Sing in the shower: Tania de Jong’s tips to be more creative in business
Tania de Jong’s goal is to get the nation singing.
A leading soprano herself, de Jong says singing changes the brain and encourages creativity. She has even given a TED talk on that topic. (See video below.)
De Jong is also a social entrepreneur and her latest project, Sing for Good, is seeking to raise much-needed funds to support disadvantaged Australians.
“We want to be the next Movember, but instead of moustaches, it’s about singing together,” she says.
“The goal is to get everyone singing … we also want to remove the stigma of singing.”
Sing for Good is part of Creativity Australia, one of de Jong’s two charities, alongside The Song Room, an education program for Australian children that won her the Ernst & Young award for Australian Social Entrepreneur of the Year in 2006.
De Jong is also the founder of leadership and innovation organisation Creative Universe, Creative Innovation Global conferences, opera group Pot-Pourri and MTA Entertainment & Events.
Speaking to SmartCompany ahead of a keynote address last week at Creative Fuel, part of the Association for Data-driven Marketing and Advertising’s Global Forum, de Jong says her passion is fostering creativity and innovation.
To continue reading click here
Nerves On A Choir: My First Rehearsal
My first choir experience
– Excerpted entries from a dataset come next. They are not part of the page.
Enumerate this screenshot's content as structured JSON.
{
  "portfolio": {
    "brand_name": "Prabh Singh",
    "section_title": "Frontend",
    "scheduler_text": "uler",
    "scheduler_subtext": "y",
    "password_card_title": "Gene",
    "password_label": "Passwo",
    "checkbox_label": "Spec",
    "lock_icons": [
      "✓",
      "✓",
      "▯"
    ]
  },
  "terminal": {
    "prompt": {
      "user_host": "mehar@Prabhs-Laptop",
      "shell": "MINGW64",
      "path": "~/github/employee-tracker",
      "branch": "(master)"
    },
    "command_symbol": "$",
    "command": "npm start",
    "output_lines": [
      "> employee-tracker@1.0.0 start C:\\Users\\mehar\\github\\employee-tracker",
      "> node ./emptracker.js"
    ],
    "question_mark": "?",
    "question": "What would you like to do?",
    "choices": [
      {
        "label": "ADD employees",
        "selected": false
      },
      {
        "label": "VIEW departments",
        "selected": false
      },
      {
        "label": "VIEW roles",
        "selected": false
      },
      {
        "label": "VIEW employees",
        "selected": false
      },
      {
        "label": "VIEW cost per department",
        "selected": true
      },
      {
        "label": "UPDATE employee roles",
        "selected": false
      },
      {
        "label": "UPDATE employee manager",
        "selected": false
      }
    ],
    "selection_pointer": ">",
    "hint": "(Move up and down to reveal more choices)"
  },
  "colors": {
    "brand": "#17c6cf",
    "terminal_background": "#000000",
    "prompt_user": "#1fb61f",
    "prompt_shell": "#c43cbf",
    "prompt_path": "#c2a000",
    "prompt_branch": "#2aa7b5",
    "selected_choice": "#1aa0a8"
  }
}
I had no idea what to expect heading into the Sofitel Melbourne on Collins for my first With One Voice choir. I had just landed a gig as an intern for Creativity Australia and assumed I’d be there in an ‘observational’ capacity. That assumption proved to be incorrect. I’d never sung in a choir before, let alone publicly, and was nervous about to be doing so.
As I stood awkwardly wondering what I had got myself into it was suggested I go and join the “boys”. The boys, or the bass section, consisted of six men all much older than me, yet some were years apart from one and other. Summing up the situation I attempted to sneak into the back row unnoticed, but this close knit gang of basses weren’t about to just let anyone in. A tall older man turned and looked at me. He offered me his hand and joyfully asked “do you sing often?” “No, not really,” I said. He smiled before saying, “You have a voice. That’s a start”. (more…)